Executive Sponsorship Redux (Part 2)

Here’s the final round of how you can get someone to spend their political capital for your purposes.

  • Make it important to them. Big P.C. comes from doing something important. You have to connect to their biggest business problems and demonstrate how your relationship aligns to those, or you will not get any real P.C. spend—you’ll just get lip service. The results have to be measureable and they have to happen quickly.
  • Big ROI. This is key. You have to show a very big ROI in one of two ways: either a huge multiple on a big investment or a huge multiple on a small one. Executive Sponsors must perceive a relatively small expenditure of P.C. to get a big win. To do this, you are going to be very specific in your requests. a. “I need for you to make this introduction on my behalf.” b. “I’ll need your direct support in getting that information from that department.” c. “I’m concerned that the person we need for this effort does not feel the sense of urgency that we do. Will you assist me in moving this up her priority list?” These things are all small P.C. expenditures for the Executive Sponsor, but are big in terms of value to us (the little guy). By being tactical and specific in your requests, you have helped them to calculate what the potential P.C. expenditure. The request is contained and manageable, so you have a higher likelihood of getting that sponsorship.
  • Make them important in the process. Vagueness serves no one in Executive Sponsor work. Often times I explain to my sponsor up front: “Here’s our experience, if you don’t provide some sponsorship in these stages of the process of our companies considering working together, the inertia of doing things the same way will keep people from making necessary change. That’s why it is so important that if you are really interested in seeing what this process might produce, that we have your early support to at least have the necessary meetings and get the information to see what is possible.” I have found that this very direct explanation gets a Sponsor’s head nodding. They begin to understand why they’re needed in the process and just how crucial their role is.
  • Make the right ask. Start with incremental requests early in the process. You want them to get comfortable with you by making small spends of P.C. before you make the big ask. This may mean getting a person to a meeting or making a request for a report or other piece of information. Don’t ask them to sell for you; they won’t be any good at it. Don’t ask them to guarantee you will get the deal; they can’t and will feel you have overstepped. Even in the “big ask,” the Executive Sponsorship Agreement, you are only asking for assistance that is appropriate, (See my blog “Executive Sponsorship Agreement”).
  • Talk them up. Wherever you are in the process, you should speak highly of your sponsor.
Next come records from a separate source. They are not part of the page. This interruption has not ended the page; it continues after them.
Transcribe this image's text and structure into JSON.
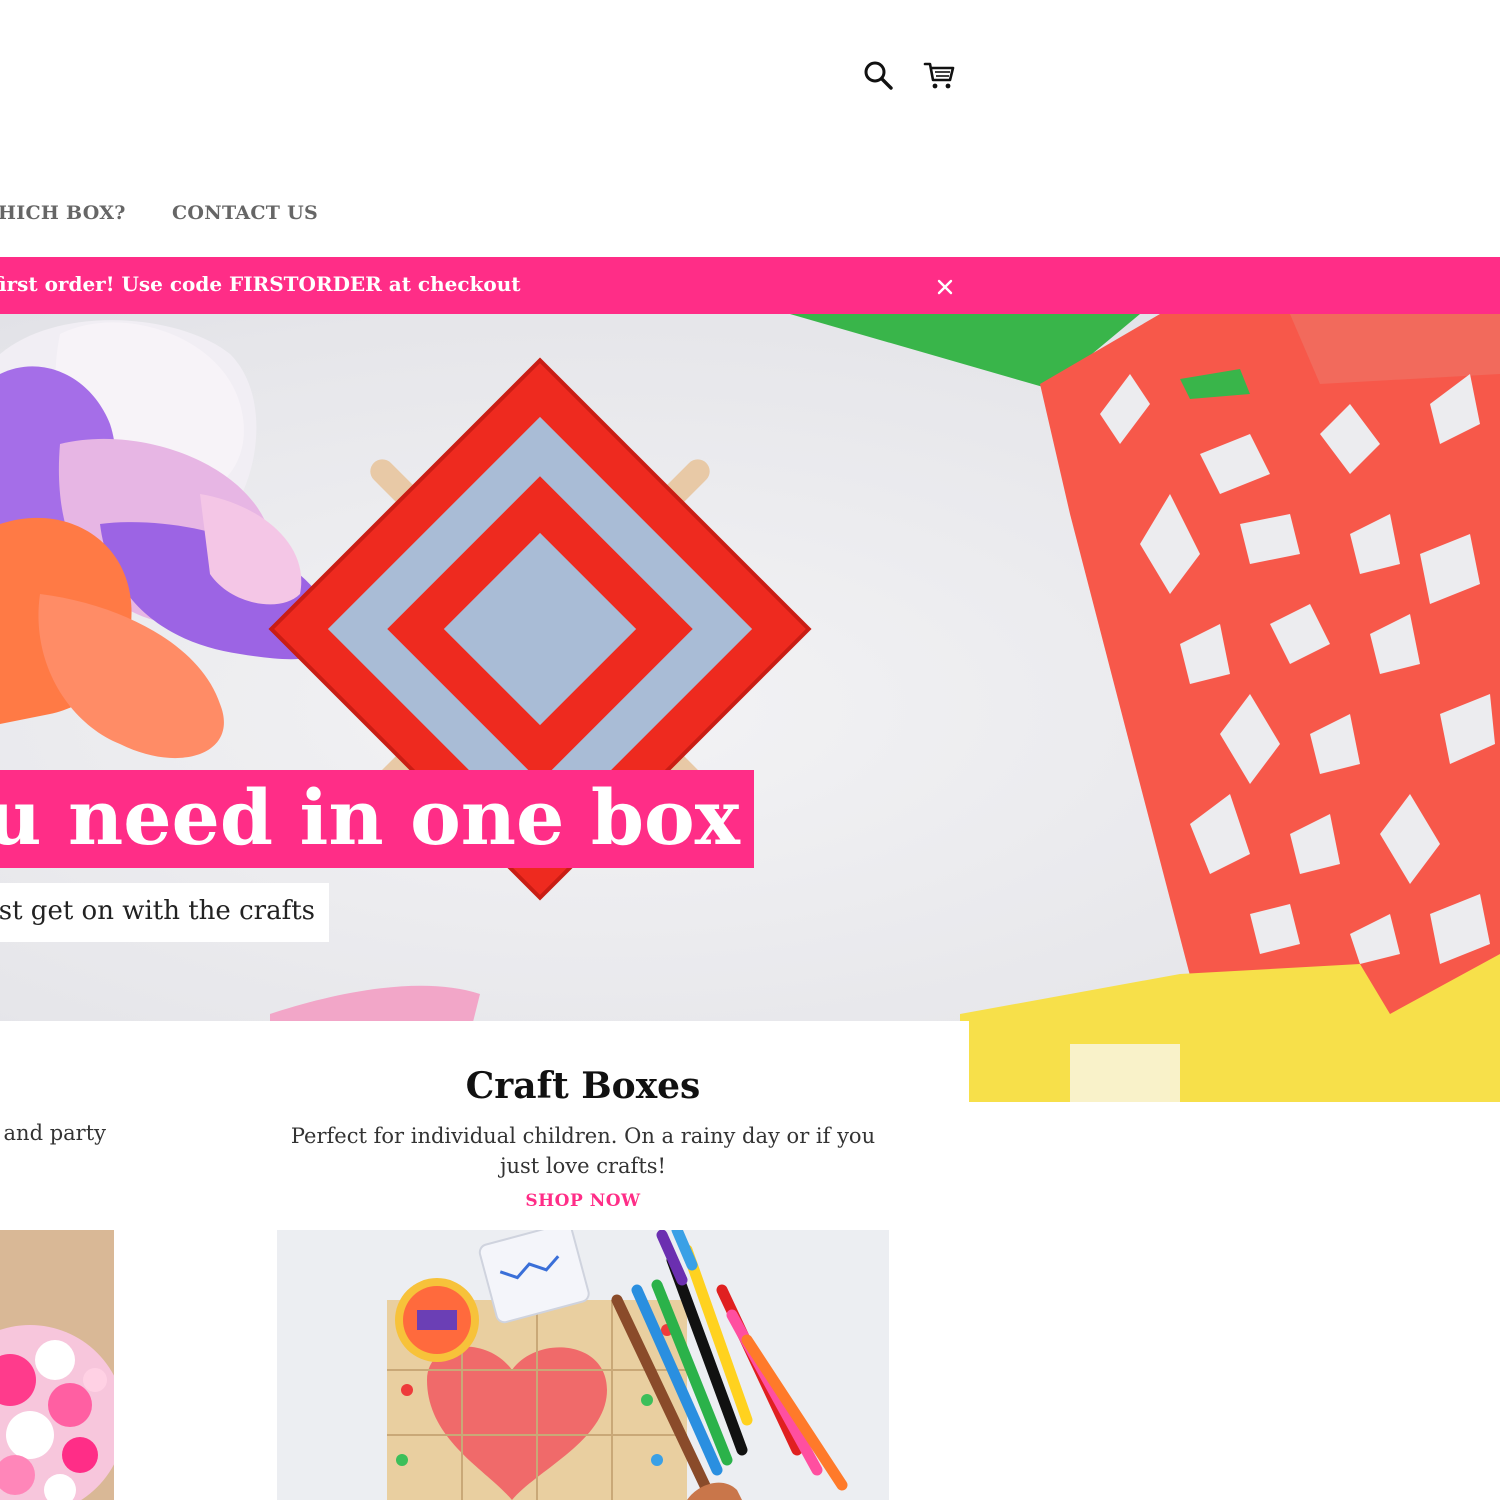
{
  "header": {
    "icons": [
      "search-icon",
      "cart-icon"
    ]
  },
  "nav": {
    "items": [
      {
        "label": "HICH BOX?"
      },
      {
        "label": "CONTACT US"
      }
    ]
  },
  "announcement": {
    "text": "ur first order! Use code FIRSTORDER at checkout",
    "close_icon": "close-icon"
  },
  "hero": {
    "title": "ou need in one box",
    "subtitle": "ust get on with the crafts"
  },
  "collections": {
    "left_fragment": {
      "description": "and party"
    },
    "craft_boxes": {
      "title": "Craft Boxes",
      "description": "Perfect for individual children. On a rainy day or if you just love crafts!",
      "link": "SHOP NOW"
    }
  },
  "colors": {
    "accent": "#ff2d87",
    "nav_text": "#666666",
    "text": "#222222"
  }
}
This gives your sponsor a modicum of P.C. in his or her organization.

How to put this to work:

Set Expectations Early. Just like the example above and the document from “Executive Sponsorship Agreement,” you want to be direct as to what you are asking for and why you need to have it. The key things that you need from an Executive Sponsor are:

  • Access. His/her assistance on connecting to the right people is very important.
  • Priority. We need to figure out the appropriate level of attention for your organization so that the process is supported.
  • Interest. Communicate with him/her throughout the process and let him/her know what’s happening. Stay connected with updates on the progress.
  • Logjams. If the process bogs down, you must be able to approach the Executive Sponsor and be able to count on his/her assistance.
  • Clarity. There are times when you will need to better understand your Executive Sponsor’s company and its unique culture. If you are confused, you must be able to ask for clarity from the Executive Sponsor.

I have included an example in my earlier Executive Sponsorship post.

Negotiate half-steps when you can’t get full steps. If you can’t get someone to give you the Executive Sponsorship that you request at any step in the process, then you have to get your half-a-loaf. The request sounds like this, “Can you at least do this much for me?” and then make your request. If you are not getting this much commitment, then you are not necessarily lost, but you are losing fast.

Don’t proceed without commitment. At every step in the sales process, even the first one, you have to have an Executive Sponsor. Unless your business works on the basis of blind RFP awards, (which if it does, why are you reading about selling? That’s not selling, it’s bidding and hoping), then you cannot win at any step unless you have sponsorship.

Don’t single thread. You need executive sponsorship from everyone who will give it to you. That means that every meeting requires an ask of some fashion for one of the five things stated above. You need them to be able to win, and since we are playing to win, not playing to play, there is no sense in going forward without that sponsorship. By having multiple executive sponsors, you are increasing the potential of success from all of the players and more P.C. is being spent on your behalf.

The best people at securing Executive Sponsorship are the most fearless. They are direct, they are unapologetic in asking for what they need in the sales process and they are quick to explain why not getting what they need is bad for the prospect. Ask early, ask often and ask specifically.